- Many of Hiaasen's novels have an environmental theme and Razor girl is no exception. In this book, Key West has an infestation of Gambian Pouched Rats. "Wait a minute, that's GIANT Gambian pouched rats, not just ANY pouched rat!" Hiaasen said while living i n the Keys he read reports about sightings of this invasive species. "There was a time when people were importing these things as pets, believe it or not. So, this guy in the Big Pine Key area, he just let the rats go. He had a little collection that he was breeding and I guess he felt bad for them so he let them loose. And they're still down there. You don't see a lot of them, but just the idea that they're lurking around was appealing to me as a novelist. So I decided to make the Giant Gambian pouched Rats a restaurant problem for [Yancy]. He's called to a restaurant where there have been sightings of these mammoth rodents. I thought [they] were a worthy adversary for him."
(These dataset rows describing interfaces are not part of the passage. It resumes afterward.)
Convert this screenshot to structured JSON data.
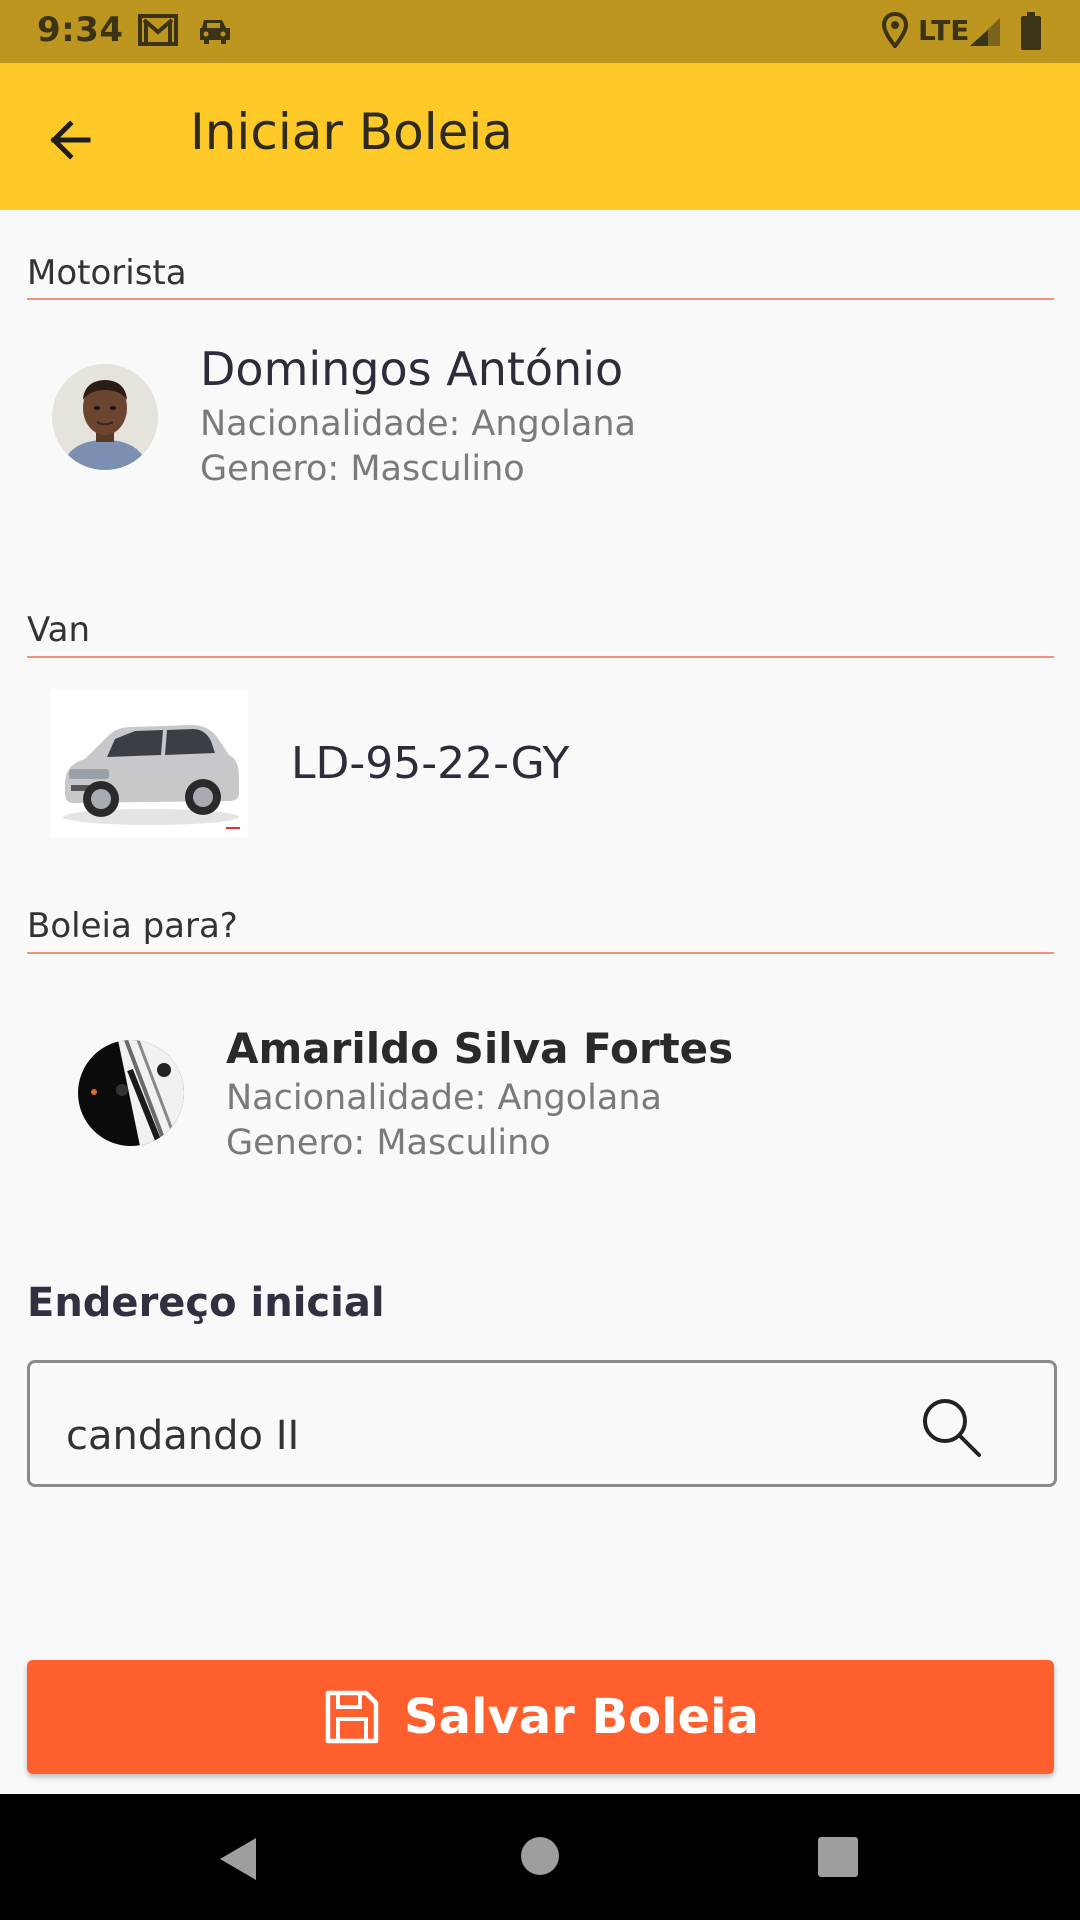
{
  "status_bar": {
    "time": "9:34",
    "network": "LTE",
    "icons": [
      "gmail-icon",
      "car-icon",
      "location-icon",
      "signal-icon",
      "battery-icon"
    ]
  },
  "app_bar": {
    "title": "Iniciar Boleia",
    "back_icon": "arrow-back-icon",
    "background": "#ffc928"
  },
  "driver_section": {
    "label": "Motorista",
    "name": "Domingos António",
    "nationality": "Nacionalidade: Angolana",
    "gender": "Genero: Masculino"
  },
  "van_section": {
    "label": "Van",
    "plate": "LD-95-22-GY"
  },
  "passenger_section": {
    "label": "Boleia para?",
    "name": "Amarildo Silva Fortes",
    "nationality": "Nacionalidade: Angolana",
    "gender": "Genero: Masculino"
  },
  "address": {
    "label": "Endereço inicial",
    "value": "candando II",
    "search_icon": "search-icon"
  },
  "save_button": {
    "label": "Salvar Boleia",
    "icon": "save-icon",
    "color": "#ff5f2d"
  },
  "colors": {
    "accent_line": "#f0937a",
    "status_bar": "#bd961f"
  }
}
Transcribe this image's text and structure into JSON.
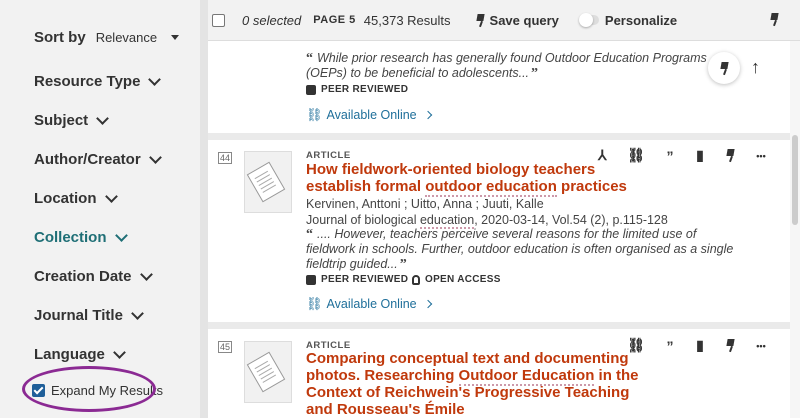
{
  "sidebar": {
    "sort_label": "Sort by",
    "sort_value": "Relevance",
    "facets": [
      {
        "label": "Resource Type"
      },
      {
        "label": "Subject"
      },
      {
        "label": "Author/Creator"
      },
      {
        "label": "Location"
      },
      {
        "label": "Collection"
      },
      {
        "label": "Creation Date"
      },
      {
        "label": "Journal Title"
      },
      {
        "label": "Language"
      }
    ],
    "expand_label": "Expand My Results"
  },
  "toolbar": {
    "selected": "0 selected",
    "page": "PAGE 5",
    "results": "45,373 Results",
    "save_query": "Save query",
    "personalize": "Personalize"
  },
  "results": [
    {
      "snippet": "While prior research has generally found Outdoor Education Programs (OEPs) to be beneficial to adolescents...",
      "peer_reviewed": "PEER REVIEWED",
      "available": "Available Online"
    },
    {
      "number": "44",
      "type": "ARTICLE",
      "title_a": "How fieldwork-oriented biology teachers establish formal ",
      "title_hl": "outdoor education",
      "title_b": " practices",
      "authors": "Kervinen, Anttoni ; Uitto, Anna ; Juuti, Kalle",
      "journal_a": "Journal of biological ",
      "journal_hl": "education",
      "journal_b": ", 2020-03-14, Vol.54 (2), p.115-128",
      "snippet": ".... However, teachers perceive several reasons for the limited use of fieldwork in schools. Further, outdoor education is often organised as a single fieldtrip guided...",
      "peer_reviewed": "PEER REVIEWED",
      "open_access": "OPEN ACCESS",
      "available": "Available Online"
    },
    {
      "number": "45",
      "type": "ARTICLE",
      "title_a": "Comparing conceptual text and documenting photos. Researching ",
      "title_hl": "Outdoor Education",
      "title_b": " in the Context of Reichwein's Progressive Teaching and Rousseau's Émile"
    }
  ],
  "icons": {
    "quote": "“",
    "quote_close": "”",
    "dots": "•••",
    "up": "↑",
    "link": "⛓"
  },
  "colors": {
    "accent": "#1f6f76",
    "title": "#c0390c",
    "link": "#1f6f9a",
    "highlight_ring": "#8b2a93"
  }
}
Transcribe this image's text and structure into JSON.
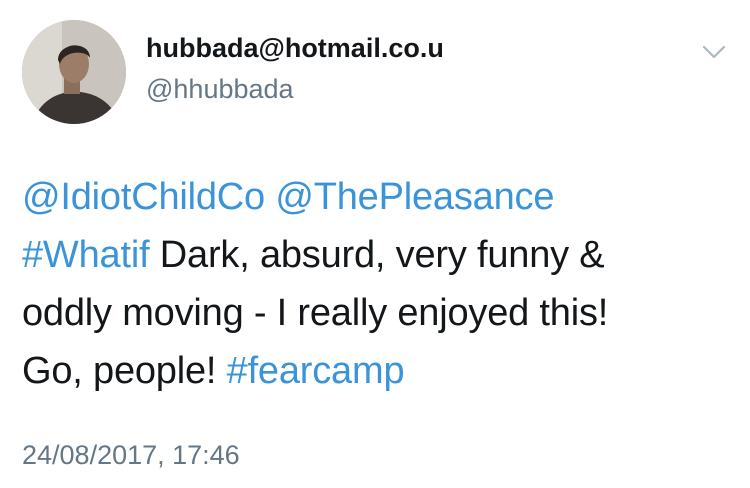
{
  "author": {
    "display_name": "hubbada@hotmail.co.u",
    "handle": "@hhubbada",
    "avatar_icon": "profile-photo"
  },
  "menu": {
    "icon": "chevron-down-icon"
  },
  "tweet": {
    "mention_1": "@IdiotChildCo",
    "space_1": " ",
    "mention_2": "@ThePleasance",
    "hashtag_1": "#Whatif",
    "text_1": " Dark, absurd, very funny &",
    "text_2": "oddly moving - I really enjoyed this!",
    "text_3": "Go, people! ",
    "hashtag_2": "#fearcamp"
  },
  "timestamp": "24/08/2017, 17:46",
  "colors": {
    "link": "#3b94d9",
    "muted": "#657786",
    "text": "#14171a"
  }
}
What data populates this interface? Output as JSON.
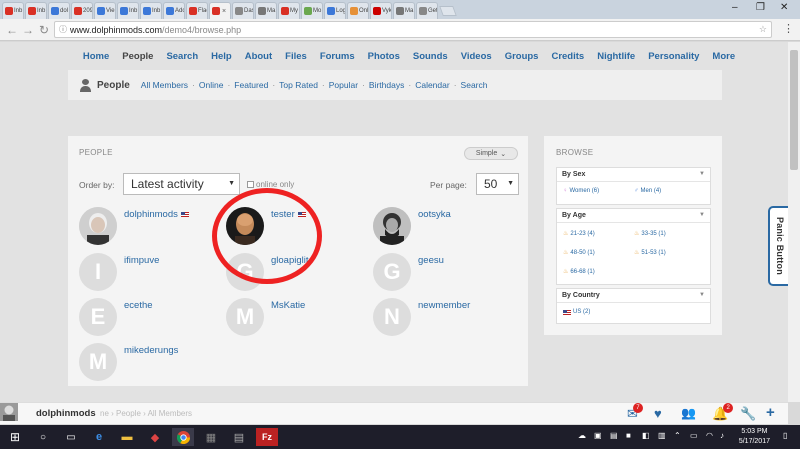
{
  "browser": {
    "tabs": [
      {
        "label": "Inb",
        "color": "#d93025"
      },
      {
        "label": "Inb",
        "color": "#d93025"
      },
      {
        "label": "dol",
        "color": "#3c78d8"
      },
      {
        "label": "209",
        "color": "#d93025"
      },
      {
        "label": "Vie",
        "color": "#3c78d8"
      },
      {
        "label": "Inb",
        "color": "#3c78d8"
      },
      {
        "label": "Inb",
        "color": "#3c78d8"
      },
      {
        "label": "Adc",
        "color": "#3c78d8"
      },
      {
        "label": "Flac",
        "color": "#d93025"
      },
      {
        "label": "",
        "color": "#d93025",
        "active": true
      },
      {
        "label": "Das",
        "color": "#888888"
      },
      {
        "label": "Ma",
        "color": "#777777"
      },
      {
        "label": "My",
        "color": "#d93025"
      },
      {
        "label": "Mo",
        "color": "#6aa84f"
      },
      {
        "label": "Log",
        "color": "#3c78d8"
      },
      {
        "label": "Onl",
        "color": "#e69138"
      },
      {
        "label": "Vyk",
        "color": "#cc0000"
      },
      {
        "label": "Ma",
        "color": "#777777"
      },
      {
        "label": "Get",
        "color": "#888888"
      }
    ],
    "url_domain": "www.dolphinmods.com",
    "url_path": "/demo4/browse.php"
  },
  "main_nav": [
    "Home",
    "People",
    "Search",
    "Help",
    "About",
    "Files",
    "Forums",
    "Photos",
    "Sounds",
    "Videos",
    "Groups",
    "Credits",
    "Nightlife",
    "Personality",
    "More"
  ],
  "sub_nav": {
    "title": "People",
    "links": [
      "All Members",
      "Online",
      "Featured",
      "Top Rated",
      "Popular",
      "Birthdays",
      "Calendar",
      "Search"
    ]
  },
  "people_panel": {
    "header": "PEOPLE",
    "view_mode": "Simple",
    "order_by_label": "Order by:",
    "order_by_value": "Latest activity",
    "online_only_label": "online only",
    "per_page_label": "Per page:",
    "per_page_value": "50",
    "members": [
      {
        "name": "dolphinmods",
        "initial": "",
        "flag": true,
        "photo": "oldman"
      },
      {
        "name": "tester",
        "initial": "",
        "flag": true,
        "photo": "bald"
      },
      {
        "name": "ootsyka",
        "initial": "",
        "flag": false,
        "photo": "lincoln"
      },
      {
        "name": "ifimpuve",
        "initial": "I",
        "flag": false
      },
      {
        "name": "gloapiglit",
        "initial": "G",
        "flag": false
      },
      {
        "name": "geesu",
        "initial": "G",
        "flag": false
      },
      {
        "name": "ecethe",
        "initial": "E",
        "flag": false
      },
      {
        "name": "MsKatie",
        "initial": "M",
        "flag": false
      },
      {
        "name": "newmember",
        "initial": "N",
        "flag": false
      },
      {
        "name": "mikederungs",
        "initial": "M",
        "flag": false
      }
    ]
  },
  "browse_panel": {
    "header": "BROWSE",
    "by_sex": {
      "title": "By Sex",
      "items": [
        "Women (6)",
        "Men (4)"
      ]
    },
    "by_age": {
      "title": "By Age",
      "items": [
        "21-23 (4)",
        "33-35 (1)",
        "48-50 (1)",
        "51-53 (1)",
        "66-68 (1)"
      ]
    },
    "by_country": {
      "title": "By Country",
      "items": [
        "US (2)"
      ]
    }
  },
  "panic_button": "Panic Button",
  "bottom_bar": {
    "username": "dolphinmods",
    "breadcrumb": "ne  ›  People  ›  All Members",
    "mail_badge": "7",
    "notify_badge": "2"
  },
  "taskbar": {
    "time": "5:03 PM",
    "date": "5/17/2017"
  }
}
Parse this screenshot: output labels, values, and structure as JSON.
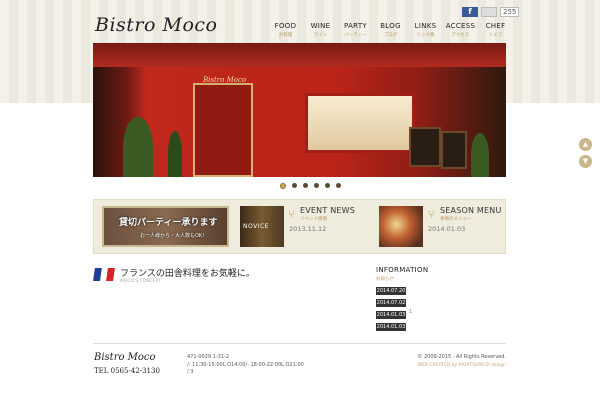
{
  "header": {
    "logo": "Bistro  Moco",
    "social": {
      "fb_label": "f",
      "like_count": "255"
    },
    "nav": [
      {
        "en": "FOOD",
        "ja": "お料理"
      },
      {
        "en": "WINE",
        "ja": "ワイン"
      },
      {
        "en": "PARTY",
        "ja": "パーティー"
      },
      {
        "en": "BLOG",
        "ja": "ブログ"
      },
      {
        "en": "LINKS",
        "ja": "リンク集"
      },
      {
        "en": "ACCESS",
        "ja": "アクセス"
      },
      {
        "en": "CHEF",
        "ja": "シェフ"
      }
    ]
  },
  "hero": {
    "shop_sign": "Bistro  Moco",
    "slide_count": 6,
    "active_slide": 0
  },
  "side": {
    "up_icon": "chevron-up-icon",
    "down_icon": "chevron-down-icon"
  },
  "banners": {
    "party": {
      "title": "貸切パーティー承ります",
      "sub": "お一人様から・大人数もOK！"
    },
    "novice": {
      "label": "NOVICE"
    },
    "event": {
      "title": "EVENT NEWS",
      "sub": "イベント情報",
      "date": "2013.11.12"
    },
    "season": {
      "title": "SEASON MENU",
      "sub": "季節のメニュー",
      "date": "2014.01.03"
    }
  },
  "concept": {
    "title": "フランスの田舎料理をお気軽に。",
    "sub": "MOCO'S CONCEPT"
  },
  "information": {
    "title": "INFORMATION",
    "sub": "お知らせ",
    "items": [
      "2014.07.20",
      "2014.07.02",
      "2014.01.03",
      "2014.01.03"
    ],
    "mark": "1"
  },
  "footer": {
    "logo": "Bistro  Moco",
    "tel": "TEL  0565-42-3130",
    "address_line1": "471-0029 1-31-2",
    "address_line2": "/- 11:30-15:00L.O14:00/- 18:00-22:00L.O21:00",
    "address_line3": "/ 3",
    "copyright": "© 2009-2015 . All Rights Reserved.",
    "credit": "WEB CREATED by KAYATSUMUSI design"
  },
  "colors": {
    "accent": "#b89a5e",
    "dark": "#333333",
    "brand_red": "#b12a1e"
  }
}
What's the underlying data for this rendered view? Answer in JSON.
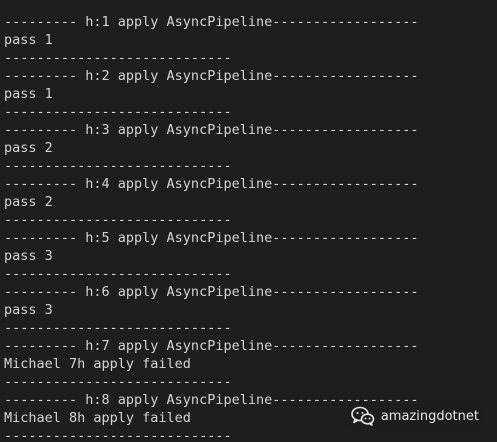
{
  "terminal": {
    "lines": [
      "--------- h:1 apply AsyncPipeline------------------",
      "pass 1",
      "----------------------------",
      "--------- h:2 apply AsyncPipeline------------------",
      "pass 1",
      "----------------------------",
      "--------- h:3 apply AsyncPipeline------------------",
      "pass 2",
      "----------------------------",
      "--------- h:4 apply AsyncPipeline------------------",
      "pass 2",
      "----------------------------",
      "--------- h:5 apply AsyncPipeline------------------",
      "pass 3",
      "----------------------------",
      "--------- h:6 apply AsyncPipeline------------------",
      "pass 3",
      "----------------------------",
      "--------- h:7 apply AsyncPipeline------------------",
      "Michael 7h apply failed",
      "----------------------------",
      "--------- h:8 apply AsyncPipeline------------------",
      "Michael 8h apply failed",
      "----------------------------"
    ]
  },
  "watermark": {
    "icon": "wechat-icon",
    "text": "amazingdotnet"
  },
  "colors": {
    "background": "#1e1e1e",
    "text": "#d4d4d4"
  }
}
- Carl Hiaasen wears many hats. While he is a columnist, novelist, mystery writer and crime writer, he says his life revolves around that weekly Sunday column. "I've been with the (Miami Herald) since 1976. My week is anchored around that Sunday column I write, but obviously I spend a lot of time on the books and I write novels for kids now, too. So I don't know what I would put down in terms of a resume, but I always am a little leery when I hear the term 'crime fiction' because almost every piece of fiction you can read, going back to the beginning of time is about a crime. it might be a crime of the heart, it might be a crime of the soul, but crime is what makes the stories. The conflict, the struggle between what's right and wrong. So I don't see myself as a crime novelist. I write in the contemporary world about what's really happening in a place that I care about' Florida."